§ Task statement: Pick out each line below containing "Last".

[Stored data]

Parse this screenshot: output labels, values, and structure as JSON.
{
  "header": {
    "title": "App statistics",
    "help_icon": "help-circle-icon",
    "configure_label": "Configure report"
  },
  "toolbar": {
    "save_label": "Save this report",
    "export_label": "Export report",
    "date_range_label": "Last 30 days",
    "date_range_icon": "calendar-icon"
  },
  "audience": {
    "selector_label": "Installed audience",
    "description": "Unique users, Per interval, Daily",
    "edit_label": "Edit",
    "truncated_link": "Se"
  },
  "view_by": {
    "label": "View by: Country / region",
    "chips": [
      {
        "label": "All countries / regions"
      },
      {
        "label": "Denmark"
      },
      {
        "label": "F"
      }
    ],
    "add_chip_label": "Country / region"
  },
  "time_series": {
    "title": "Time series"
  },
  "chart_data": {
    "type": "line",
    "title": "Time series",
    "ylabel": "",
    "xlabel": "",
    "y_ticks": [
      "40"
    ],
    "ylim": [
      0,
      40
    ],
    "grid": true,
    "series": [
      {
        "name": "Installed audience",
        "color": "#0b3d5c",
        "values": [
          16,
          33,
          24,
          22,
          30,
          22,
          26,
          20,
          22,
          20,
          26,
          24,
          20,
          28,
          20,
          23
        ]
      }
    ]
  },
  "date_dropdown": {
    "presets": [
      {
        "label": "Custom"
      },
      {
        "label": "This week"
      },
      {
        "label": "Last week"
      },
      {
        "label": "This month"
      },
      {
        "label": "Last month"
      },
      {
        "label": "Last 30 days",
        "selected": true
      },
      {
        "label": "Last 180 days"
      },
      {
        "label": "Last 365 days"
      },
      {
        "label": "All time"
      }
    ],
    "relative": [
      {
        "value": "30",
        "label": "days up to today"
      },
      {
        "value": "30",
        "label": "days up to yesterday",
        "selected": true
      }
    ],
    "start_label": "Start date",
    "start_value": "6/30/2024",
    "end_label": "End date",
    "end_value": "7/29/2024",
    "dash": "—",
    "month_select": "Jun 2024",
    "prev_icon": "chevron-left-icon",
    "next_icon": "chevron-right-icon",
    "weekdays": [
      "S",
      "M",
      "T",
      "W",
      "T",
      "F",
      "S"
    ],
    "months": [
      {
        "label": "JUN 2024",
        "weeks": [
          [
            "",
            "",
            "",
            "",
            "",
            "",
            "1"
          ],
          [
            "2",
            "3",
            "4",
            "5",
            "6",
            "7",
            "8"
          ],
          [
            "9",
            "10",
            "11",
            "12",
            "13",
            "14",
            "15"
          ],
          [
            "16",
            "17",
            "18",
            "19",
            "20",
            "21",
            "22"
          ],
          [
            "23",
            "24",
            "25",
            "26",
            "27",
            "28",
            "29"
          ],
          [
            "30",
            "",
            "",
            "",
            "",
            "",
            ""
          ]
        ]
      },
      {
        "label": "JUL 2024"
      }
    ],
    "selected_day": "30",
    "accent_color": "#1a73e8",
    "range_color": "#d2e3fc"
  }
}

§ Expected output:
    "date_range_label": "Last 30 days",
        "label": "Last week"
        "label": "Last month"
        "label": "Last 30 days",
        "label": "Last 180 days"
        "label": "Last 365 days"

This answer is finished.